==== Records for processing

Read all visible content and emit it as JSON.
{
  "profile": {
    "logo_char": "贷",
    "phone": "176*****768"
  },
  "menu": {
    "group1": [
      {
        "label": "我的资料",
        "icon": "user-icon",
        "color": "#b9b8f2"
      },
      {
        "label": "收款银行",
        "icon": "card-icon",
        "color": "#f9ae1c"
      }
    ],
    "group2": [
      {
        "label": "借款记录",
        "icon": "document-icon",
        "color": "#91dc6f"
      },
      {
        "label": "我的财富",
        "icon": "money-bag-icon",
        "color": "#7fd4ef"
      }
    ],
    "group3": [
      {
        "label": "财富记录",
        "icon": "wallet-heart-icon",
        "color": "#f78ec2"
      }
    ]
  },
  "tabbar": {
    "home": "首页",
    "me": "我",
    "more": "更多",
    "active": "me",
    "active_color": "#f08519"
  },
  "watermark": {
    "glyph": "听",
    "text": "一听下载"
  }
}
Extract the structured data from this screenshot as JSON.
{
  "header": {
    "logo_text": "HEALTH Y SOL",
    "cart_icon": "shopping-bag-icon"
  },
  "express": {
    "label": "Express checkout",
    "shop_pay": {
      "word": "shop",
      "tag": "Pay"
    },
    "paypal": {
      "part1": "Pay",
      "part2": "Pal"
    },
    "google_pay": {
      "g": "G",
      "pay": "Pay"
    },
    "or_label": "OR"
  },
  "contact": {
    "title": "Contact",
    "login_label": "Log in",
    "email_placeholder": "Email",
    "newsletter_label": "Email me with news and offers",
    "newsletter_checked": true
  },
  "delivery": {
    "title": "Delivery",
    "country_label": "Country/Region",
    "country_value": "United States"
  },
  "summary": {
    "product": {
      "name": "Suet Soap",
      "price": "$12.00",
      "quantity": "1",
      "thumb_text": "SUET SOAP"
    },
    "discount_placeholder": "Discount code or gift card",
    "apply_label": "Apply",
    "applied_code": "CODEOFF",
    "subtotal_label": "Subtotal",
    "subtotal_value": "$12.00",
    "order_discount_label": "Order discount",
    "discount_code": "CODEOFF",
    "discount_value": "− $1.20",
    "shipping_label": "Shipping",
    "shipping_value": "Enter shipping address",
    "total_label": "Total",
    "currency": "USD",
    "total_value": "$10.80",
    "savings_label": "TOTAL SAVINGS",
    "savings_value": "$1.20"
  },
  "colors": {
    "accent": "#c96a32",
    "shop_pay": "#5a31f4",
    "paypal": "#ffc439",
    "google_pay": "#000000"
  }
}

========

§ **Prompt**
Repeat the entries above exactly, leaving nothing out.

§ **Written answer**
Read all visible content and emit it as JSON.
{
  "profile": {
    "logo_char": "贷",
    "phone": "176*****768"
  },
  "menu": {
    "group1": [
      {
        "label": "我的资料",
        "icon": "user-icon",
        "color": "#b9b8f2"
      },
      {
        "label": "收款银行",
        "icon": "card-icon",
        "color": "#f9ae1c"
      }
    ],
    "group2": [
      {
        "label": "借款记录",
        "icon": "document-icon",
        "color": "#91dc6f"
      },
      {
        "label": "我的财富",
        "icon": "money-bag-icon",
        "color": "#7fd4ef"
      }
    ],
    "group3": [
      {
        "label": "财富记录",
        "icon": "wallet-heart-icon",
        "color": "#f78ec2"
      }
    ]
  },
  "tabbar": {
    "home": "首页",
    "me": "我",
    "more": "更多",
    "active": "me",
    "active_color": "#f08519"
  },
  "watermark": {
    "glyph": "听",
    "text": "一听下载"
  }
}
Extract the structured data from this screenshot as JSON.
{
  "header": {
    "logo_text": "HEALTH Y SOL",
    "cart_icon": "shopping-bag-icon"
  },
  "express": {
    "label": "Express checkout",
    "shop_pay": {
      "word": "shop",
      "tag": "Pay"
    },
    "paypal": {
      "part1": "Pay",
      "part2": "Pal"
    },
    "google_pay": {
      "g": "G",
      "pay": "Pay"
    },
    "or_label": "OR"
  },
  "contact": {
    "title": "Contact",
    "login_label": "Log in",
    "email_placeholder": "Email",
    "newsletter_label": "Email me with news and offers",
    "newsletter_checked": true
  },
  "delivery": {
    "title": "Delivery",
    "country_label": "Country/Region",
    "country_value": "United States"
  },
  "summary": {
    "product": {
      "name": "Suet Soap",
      "price": "$12.00",
      "quantity": "1",
      "thumb_text": "SUET SOAP"
    },
    "discount_placeholder": "Discount code or gift card",
    "apply_label": "Apply",
    "applied_code": "CODEOFF",
    "subtotal_label": "Subtotal",
    "subtotal_value": "$12.00",
    "order_discount_label": "Order discount",
    "discount_code": "CODEOFF",
    "discount_value": "− $1.20",
    "shipping_label": "Shipping",
    "shipping_value": "Enter shipping address",
    "total_label": "Total",
    "currency": "USD",
    "total_value": "$10.80",
    "savings_label": "TOTAL SAVINGS",
    "savings_value": "$1.20"
  },
  "colors": {
    "accent": "#c96a32",
    "shop_pay": "#5a31f4",
    "paypal": "#ffc439",
    "google_pay": "#000000"
  }
}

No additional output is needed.